Louise Hudson has posted 179 annotations/comments since 9 November 2013.

The most recent…


About Thursday 23 July 1663

Louise Hudson  •  Link

Dirk wrote:

Interesting to note how much difference a comma can make too...

As in Eats, Shoots & Leaves: The Zero Tolerance Approach to Punctuation, by Lynne Truss

About Sunday 12 July 1663

Louise Hudson  •  Link

Re Josselin's vs Pepys' weather reports. It's true, Pepys may have been in an area where it wasn't raining. I find that many English people will call it a "a fine day" as long as it isn't raining at the moment.

About Saturday 11 July 1663

Louise Hudson  •  Link

Jeannine wrote:

How many of us reading this will now double (or perhaps triple) check the locks before going to sleep next time you're away from home! Wouldn't this be freaky to wake up to!

For us, yes, but not so much for Pepys and his cohorts, seeing how they flop in any bed that's available and even share it with one of a very odd assortment of people. Not sure they had locks on the doors--or even doors. Sam probably wasn't as suprised or shocked by clerk standing at his bed as any of us would be, though he was apparently taken aback by his words. If the clerk had just crawled in beside him, Sam might not have thought twice about it.

About Monday 29 June 1663

Louise Hudson  •  Link

Although he would have sung the praises of "doing it" I don't think Sam would have added anything about falling in love.

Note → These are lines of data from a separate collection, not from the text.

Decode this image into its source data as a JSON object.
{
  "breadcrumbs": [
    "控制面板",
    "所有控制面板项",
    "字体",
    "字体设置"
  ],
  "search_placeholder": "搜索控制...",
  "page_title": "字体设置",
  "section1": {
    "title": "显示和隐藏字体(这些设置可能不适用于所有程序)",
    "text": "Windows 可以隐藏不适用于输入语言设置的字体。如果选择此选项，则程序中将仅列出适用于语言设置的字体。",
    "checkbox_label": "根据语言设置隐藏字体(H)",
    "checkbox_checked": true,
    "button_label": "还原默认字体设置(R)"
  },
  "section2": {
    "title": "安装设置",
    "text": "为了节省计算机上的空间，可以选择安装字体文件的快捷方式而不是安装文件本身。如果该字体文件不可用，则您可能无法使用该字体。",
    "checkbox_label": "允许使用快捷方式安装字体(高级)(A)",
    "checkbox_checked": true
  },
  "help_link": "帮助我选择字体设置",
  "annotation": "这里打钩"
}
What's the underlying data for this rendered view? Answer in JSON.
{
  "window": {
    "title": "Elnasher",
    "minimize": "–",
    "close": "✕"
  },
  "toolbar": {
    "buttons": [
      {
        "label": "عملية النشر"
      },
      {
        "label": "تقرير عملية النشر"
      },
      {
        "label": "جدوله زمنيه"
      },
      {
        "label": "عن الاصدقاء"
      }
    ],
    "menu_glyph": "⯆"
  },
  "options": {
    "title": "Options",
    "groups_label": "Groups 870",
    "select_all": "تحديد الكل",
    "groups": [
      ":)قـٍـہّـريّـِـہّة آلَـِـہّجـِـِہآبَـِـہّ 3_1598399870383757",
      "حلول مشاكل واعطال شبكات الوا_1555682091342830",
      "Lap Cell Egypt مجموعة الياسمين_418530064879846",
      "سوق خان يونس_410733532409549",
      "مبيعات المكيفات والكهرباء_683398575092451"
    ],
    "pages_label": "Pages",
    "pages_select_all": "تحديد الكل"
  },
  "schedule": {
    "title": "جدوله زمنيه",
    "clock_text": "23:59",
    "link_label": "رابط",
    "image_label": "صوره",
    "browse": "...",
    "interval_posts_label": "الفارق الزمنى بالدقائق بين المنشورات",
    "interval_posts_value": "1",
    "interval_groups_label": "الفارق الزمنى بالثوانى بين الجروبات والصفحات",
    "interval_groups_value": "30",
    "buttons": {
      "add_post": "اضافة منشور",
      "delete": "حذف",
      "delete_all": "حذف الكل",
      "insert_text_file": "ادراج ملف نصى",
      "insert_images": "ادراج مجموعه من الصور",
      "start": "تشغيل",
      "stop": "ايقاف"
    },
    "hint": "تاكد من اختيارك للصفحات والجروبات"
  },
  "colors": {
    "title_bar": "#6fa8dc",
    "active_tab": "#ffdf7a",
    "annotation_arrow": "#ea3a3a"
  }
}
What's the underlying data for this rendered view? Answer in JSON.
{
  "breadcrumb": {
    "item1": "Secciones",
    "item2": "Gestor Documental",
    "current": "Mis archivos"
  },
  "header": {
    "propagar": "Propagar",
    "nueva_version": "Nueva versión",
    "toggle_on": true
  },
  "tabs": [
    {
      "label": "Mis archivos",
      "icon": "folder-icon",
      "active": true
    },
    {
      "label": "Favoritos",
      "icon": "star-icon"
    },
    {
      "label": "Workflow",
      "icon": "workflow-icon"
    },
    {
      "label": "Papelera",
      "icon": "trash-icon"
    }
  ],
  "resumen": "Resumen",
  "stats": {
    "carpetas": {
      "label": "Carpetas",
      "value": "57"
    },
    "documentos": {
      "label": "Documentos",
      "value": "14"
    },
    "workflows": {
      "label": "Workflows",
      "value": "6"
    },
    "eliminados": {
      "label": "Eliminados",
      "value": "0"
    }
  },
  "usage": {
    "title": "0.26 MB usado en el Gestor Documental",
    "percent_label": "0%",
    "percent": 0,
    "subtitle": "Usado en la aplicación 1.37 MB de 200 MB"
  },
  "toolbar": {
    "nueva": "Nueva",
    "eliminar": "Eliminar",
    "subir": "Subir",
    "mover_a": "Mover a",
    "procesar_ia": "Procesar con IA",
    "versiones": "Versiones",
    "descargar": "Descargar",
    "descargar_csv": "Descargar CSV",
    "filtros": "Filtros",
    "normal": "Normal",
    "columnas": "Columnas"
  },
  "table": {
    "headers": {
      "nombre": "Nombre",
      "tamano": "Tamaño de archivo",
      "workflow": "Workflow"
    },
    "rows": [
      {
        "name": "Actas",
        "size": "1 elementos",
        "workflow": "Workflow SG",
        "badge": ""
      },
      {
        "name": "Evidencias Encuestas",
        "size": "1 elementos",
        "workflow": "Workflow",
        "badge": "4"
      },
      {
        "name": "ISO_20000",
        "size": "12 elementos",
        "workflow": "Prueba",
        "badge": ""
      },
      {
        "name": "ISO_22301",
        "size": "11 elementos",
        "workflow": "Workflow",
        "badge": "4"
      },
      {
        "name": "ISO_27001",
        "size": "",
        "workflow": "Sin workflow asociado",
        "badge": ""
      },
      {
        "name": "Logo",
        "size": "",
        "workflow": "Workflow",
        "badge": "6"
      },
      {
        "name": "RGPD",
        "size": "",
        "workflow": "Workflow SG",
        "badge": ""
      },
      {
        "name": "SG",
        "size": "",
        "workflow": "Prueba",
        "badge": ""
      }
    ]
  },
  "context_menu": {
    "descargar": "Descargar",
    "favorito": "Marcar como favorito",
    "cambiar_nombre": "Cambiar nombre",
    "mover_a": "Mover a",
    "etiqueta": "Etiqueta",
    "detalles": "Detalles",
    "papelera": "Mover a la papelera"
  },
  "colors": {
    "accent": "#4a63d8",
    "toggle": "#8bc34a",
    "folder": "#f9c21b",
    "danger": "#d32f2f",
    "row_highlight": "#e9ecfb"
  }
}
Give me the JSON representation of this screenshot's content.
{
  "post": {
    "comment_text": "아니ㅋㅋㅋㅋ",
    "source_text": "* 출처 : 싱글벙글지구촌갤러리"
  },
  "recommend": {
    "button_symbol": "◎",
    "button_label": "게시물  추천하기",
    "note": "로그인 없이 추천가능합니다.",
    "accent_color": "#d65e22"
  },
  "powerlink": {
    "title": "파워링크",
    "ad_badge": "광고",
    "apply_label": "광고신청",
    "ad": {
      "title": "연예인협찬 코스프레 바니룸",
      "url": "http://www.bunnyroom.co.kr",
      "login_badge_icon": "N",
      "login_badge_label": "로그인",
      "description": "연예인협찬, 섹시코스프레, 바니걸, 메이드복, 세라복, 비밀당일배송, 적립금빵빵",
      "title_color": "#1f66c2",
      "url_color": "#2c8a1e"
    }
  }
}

About Monday 1 June 1663

Louise Hudson  •  Link

Todd Bernhardt: "Another indication of what Sam considers "betimes" (though I'd thought 5:00 was betimes, and 4:00 "very betimes")."

According to

It means "early" or "earlier than usual" so it could be any time before Sam's usual rising time.

Presumably he took the word from the KJV Bible, where it appears frequently.

in Genesis 26:31 "they rose up betimes in the morning," also in 2 Chronicles 36:15

About Monday 1 June 1663

Louise Hudson  •  Link

Terry F: "Does anyone else wonder whether there was a 17th-century remedy for menses besides bedrest - for the well-off."

You may have hit the nail on the head. Only well-off women could afford to stay in bed during menstruation, cramps or no, endometriosis or no. Working women got up and went to work, often walking long distances, running up and down stairs and doing heavy lifting. It helped the blood flow and may be the reason they were healthier all around. They couldnt afford to give in to their "monthlies."

About Tuesday 26 May 1663

Louise Hudson  •  Link

Perhaps Sam is driven to distraction by the thought that his wife could be doing with Pembleton what he has done with more than one of the "pretty women" he has noticed. A double standard he is likely to accept without question.

About Sunday 24 May 1663

Louise Hudson  •  Link

NJ Lois--Sam may know right from wrong but as we know, he gives into wrong more often than not.

As for Liz being a feminist--it's true that she would not be one by 20th or even 19th century standards, but even then, not all women who considered themselves feminists wanted to earn her own living or acquire skills that would give them comparable status to their husbands, nor did they treat women of the "lower classes" with much respect, but I think Liz did exhibit the seeds of later feminism. She wanted to have her say and would probably have said so, at least for the women of her own class. It took a long time for today's widespread feminism to develop from those tiny seeds (and we still have a long way to go). Meanwhile, there was a tremendous amount of resistance from both men and women through its years of development.